**WHAT THE EXERCISE ASKS:** This exercise asks for every record to be output again exactly.

-------- MATERIAL PROVIDED --------

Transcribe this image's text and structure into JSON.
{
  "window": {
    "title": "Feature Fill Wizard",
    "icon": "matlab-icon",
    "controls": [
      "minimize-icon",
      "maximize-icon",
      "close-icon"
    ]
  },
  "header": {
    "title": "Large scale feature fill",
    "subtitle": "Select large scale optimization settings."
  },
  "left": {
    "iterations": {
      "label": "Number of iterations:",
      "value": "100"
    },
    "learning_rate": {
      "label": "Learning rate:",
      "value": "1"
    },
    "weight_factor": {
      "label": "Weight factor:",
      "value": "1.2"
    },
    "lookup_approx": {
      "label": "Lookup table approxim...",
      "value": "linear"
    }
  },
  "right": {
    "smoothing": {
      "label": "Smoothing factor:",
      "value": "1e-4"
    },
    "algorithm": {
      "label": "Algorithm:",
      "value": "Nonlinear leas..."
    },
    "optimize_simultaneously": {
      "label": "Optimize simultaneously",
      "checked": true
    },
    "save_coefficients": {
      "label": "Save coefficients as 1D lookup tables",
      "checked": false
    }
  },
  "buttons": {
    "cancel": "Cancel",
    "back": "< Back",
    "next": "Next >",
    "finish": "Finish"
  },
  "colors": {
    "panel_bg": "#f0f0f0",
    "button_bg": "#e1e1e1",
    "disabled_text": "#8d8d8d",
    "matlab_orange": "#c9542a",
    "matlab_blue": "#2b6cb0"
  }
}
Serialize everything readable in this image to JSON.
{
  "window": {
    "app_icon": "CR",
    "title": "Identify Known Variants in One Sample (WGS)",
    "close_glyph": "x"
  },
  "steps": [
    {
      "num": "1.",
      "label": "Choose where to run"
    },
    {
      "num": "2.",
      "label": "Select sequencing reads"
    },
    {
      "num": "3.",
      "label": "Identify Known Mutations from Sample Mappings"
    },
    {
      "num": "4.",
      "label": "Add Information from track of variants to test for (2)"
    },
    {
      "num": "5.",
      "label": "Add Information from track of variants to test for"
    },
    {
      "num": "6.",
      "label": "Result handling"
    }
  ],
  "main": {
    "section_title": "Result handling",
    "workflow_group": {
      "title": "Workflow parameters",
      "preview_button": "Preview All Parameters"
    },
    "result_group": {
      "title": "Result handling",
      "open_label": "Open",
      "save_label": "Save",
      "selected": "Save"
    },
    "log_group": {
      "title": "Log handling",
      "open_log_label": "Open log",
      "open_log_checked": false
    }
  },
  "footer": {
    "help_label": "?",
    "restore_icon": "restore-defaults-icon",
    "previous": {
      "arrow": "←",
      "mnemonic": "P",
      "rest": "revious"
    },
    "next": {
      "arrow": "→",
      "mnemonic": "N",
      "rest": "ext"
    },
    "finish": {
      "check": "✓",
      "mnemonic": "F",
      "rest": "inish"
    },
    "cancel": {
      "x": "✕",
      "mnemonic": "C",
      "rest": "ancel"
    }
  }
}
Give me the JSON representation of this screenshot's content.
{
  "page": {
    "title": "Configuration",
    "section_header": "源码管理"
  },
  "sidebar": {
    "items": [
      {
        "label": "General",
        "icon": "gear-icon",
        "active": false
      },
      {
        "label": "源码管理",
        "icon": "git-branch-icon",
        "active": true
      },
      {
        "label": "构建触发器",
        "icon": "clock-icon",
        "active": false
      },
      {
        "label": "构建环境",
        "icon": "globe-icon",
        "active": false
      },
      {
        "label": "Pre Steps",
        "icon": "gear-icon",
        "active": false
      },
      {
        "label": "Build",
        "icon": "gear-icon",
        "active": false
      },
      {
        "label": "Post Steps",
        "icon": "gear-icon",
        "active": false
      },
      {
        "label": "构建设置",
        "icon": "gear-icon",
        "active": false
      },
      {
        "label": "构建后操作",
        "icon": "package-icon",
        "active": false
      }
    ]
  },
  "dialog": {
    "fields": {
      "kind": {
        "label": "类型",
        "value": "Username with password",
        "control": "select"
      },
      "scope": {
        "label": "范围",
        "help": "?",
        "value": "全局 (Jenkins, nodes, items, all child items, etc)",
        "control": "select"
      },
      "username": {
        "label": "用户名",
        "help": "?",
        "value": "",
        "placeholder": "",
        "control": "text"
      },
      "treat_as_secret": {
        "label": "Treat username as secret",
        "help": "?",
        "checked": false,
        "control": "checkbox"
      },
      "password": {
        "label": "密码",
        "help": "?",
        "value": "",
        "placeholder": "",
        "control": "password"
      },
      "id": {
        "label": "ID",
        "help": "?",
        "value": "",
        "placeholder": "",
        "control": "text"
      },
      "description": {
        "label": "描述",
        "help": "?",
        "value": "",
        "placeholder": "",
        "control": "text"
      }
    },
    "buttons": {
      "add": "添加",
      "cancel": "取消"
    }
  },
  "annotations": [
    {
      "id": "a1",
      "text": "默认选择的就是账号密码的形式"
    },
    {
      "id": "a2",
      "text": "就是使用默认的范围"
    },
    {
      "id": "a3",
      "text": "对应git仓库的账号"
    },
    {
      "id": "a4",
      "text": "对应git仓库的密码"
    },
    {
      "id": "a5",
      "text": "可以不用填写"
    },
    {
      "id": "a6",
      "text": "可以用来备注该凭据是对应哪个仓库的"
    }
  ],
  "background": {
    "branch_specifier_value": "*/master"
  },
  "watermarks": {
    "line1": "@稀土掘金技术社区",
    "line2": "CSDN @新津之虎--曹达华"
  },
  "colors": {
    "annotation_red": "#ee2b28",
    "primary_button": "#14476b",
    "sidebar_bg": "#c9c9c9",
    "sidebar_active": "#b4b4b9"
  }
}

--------

**YOUR SOLUTION:**
Transcribe this image's text and structure into JSON.
{
  "window": {
    "title": "Feature Fill Wizard",
    "icon": "matlab-icon",
    "controls": [
      "minimize-icon",
      "maximize-icon",
      "close-icon"
    ]
  },
  "header": {
    "title": "Large scale feature fill",
    "subtitle": "Select large scale optimization settings."
  },
  "left": {
    "iterations": {
      "label": "Number of iterations:",
      "value": "100"
    },
    "learning_rate": {
      "label": "Learning rate:",
      "value": "1"
    },
    "weight_factor": {
      "label": "Weight factor:",
      "value": "1.2"
    },
    "lookup_approx": {
      "label": "Lookup table approxim...",
      "value": "linear"
    }
  },
  "right": {
    "smoothing": {
      "label": "Smoothing factor:",
      "value": "1e-4"
    },
    "algorithm": {
      "label": "Algorithm:",
      "value": "Nonlinear leas..."
    },
    "optimize_simultaneously": {
      "label": "Optimize simultaneously",
      "checked": true
    },
    "save_coefficients": {
      "label": "Save coefficients as 1D lookup tables",
      "checked": false
    }
  },
  "buttons": {
    "cancel": "Cancel",
    "back": "< Back",
    "next": "Next >",
    "finish": "Finish"
  },
  "colors": {
    "panel_bg": "#f0f0f0",
    "button_bg": "#e1e1e1",
    "disabled_text": "#8d8d8d",
    "matlab_orange": "#c9542a",
    "matlab_blue": "#2b6cb0"
  }
}
Serialize everything readable in this image to JSON.
{
  "window": {
    "app_icon": "CR",
    "title": "Identify Known Variants in One Sample (WGS)",
    "close_glyph": "x"
  },
  "steps": [
    {
      "num": "1.",
      "label": "Choose where to run"
    },
    {
      "num": "2.",
      "label": "Select sequencing reads"
    },
    {
      "num": "3.",
      "label": "Identify Known Mutations from Sample Mappings"
    },
    {
      "num": "4.",
      "label": "Add Information from track of variants to test for (2)"
    },
    {
      "num": "5.",
      "label": "Add Information from track of variants to test for"
    },
    {
      "num": "6.",
      "label": "Result handling"
    }
  ],
  "main": {
    "section_title": "Result handling",
    "workflow_group": {
      "title": "Workflow parameters",
      "preview_button": "Preview All Parameters"
    },
    "result_group": {
      "title": "Result handling",
      "open_label": "Open",
      "save_label": "Save",
      "selected": "Save"
    },
    "log_group": {
      "title": "Log handling",
      "open_log_label": "Open log",
      "open_log_checked": false
    }
  },
  "footer": {
    "help_label": "?",
    "restore_icon": "restore-defaults-icon",
    "previous": {
      "arrow": "←",
      "mnemonic": "P",
      "rest": "revious"
    },
    "next": {
      "arrow": "→",
      "mnemonic": "N",
      "rest": "ext"
    },
    "finish": {
      "check": "✓",
      "mnemonic": "F",
      "rest": "inish"
    },
    "cancel": {
      "x": "✕",
      "mnemonic": "C",
      "rest": "ancel"
    }
  }
}
Give me the JSON representation of this screenshot's content.
{
  "page": {
    "title": "Configuration",
    "section_header": "源码管理"
  },
  "sidebar": {
    "items": [
      {
        "label": "General",
        "icon": "gear-icon",
        "active": false
      },
      {
        "label": "源码管理",
        "icon": "git-branch-icon",
        "active": true
      },
      {
        "label": "构建触发器",
        "icon": "clock-icon",
        "active": false
      },
      {
        "label": "构建环境",
        "icon": "globe-icon",
        "active": false
      },
      {
        "label": "Pre Steps",
        "icon": "gear-icon",
        "active": false
      },
      {
        "label": "Build",
        "icon": "gear-icon",
        "active": false
      },
      {
        "label": "Post Steps",
        "icon": "gear-icon",
        "active": false
      },
      {
        "label": "构建设置",
        "icon": "gear-icon",
        "active": false
      },
      {
        "label": "构建后操作",
        "icon": "package-icon",
        "active": false
      }
    ]
  },
  "dialog": {
    "fields": {
      "kind": {
        "label": "类型",
        "value": "Username with password",
        "control": "select"
      },
      "scope": {
        "label": "范围",
        "help": "?",
        "value": "全局 (Jenkins, nodes, items, all child items, etc)",
        "control": "select"
      },
      "username": {
        "label": "用户名",
        "help": "?",
        "value": "",
        "placeholder": "",
        "control": "text"
      },
      "treat_as_secret": {
        "label": "Treat username as secret",
        "help": "?",
        "checked": false,
        "control": "checkbox"
      },
      "password": {
        "label": "密码",
        "help": "?",
        "value": "",
        "placeholder": "",
        "control": "password"
      },
      "id": {
        "label": "ID",
        "help": "?",
        "value": "",
        "placeholder": "",
        "control": "text"
      },
      "description": {
        "label": "描述",
        "help": "?",
        "value": "",
        "placeholder": "",
        "control": "text"
      }
    },
    "buttons": {
      "add": "添加",
      "cancel": "取消"
    }
  },
  "annotations": [
    {
      "id": "a1",
      "text": "默认选择的就是账号密码的形式"
    },
    {
      "id": "a2",
      "text": "就是使用默认的范围"
    },
    {
      "id": "a3",
      "text": "对应git仓库的账号"
    },
    {
      "id": "a4",
      "text": "对应git仓库的密码"
    },
    {
      "id": "a5",
      "text": "可以不用填写"
    },
    {
      "id": "a6",
      "text": "可以用来备注该凭据是对应哪个仓库的"
    }
  ],
  "background": {
    "branch_specifier_value": "*/master"
  },
  "watermarks": {
    "line1": "@稀土掘金技术社区",
    "line2": "CSDN @新津之虎--曹达华"
  },
  "colors": {
    "annotation_red": "#ee2b28",
    "primary_button": "#14476b",
    "sidebar_bg": "#c9c9c9",
    "sidebar_active": "#b4b4b9"
  }
}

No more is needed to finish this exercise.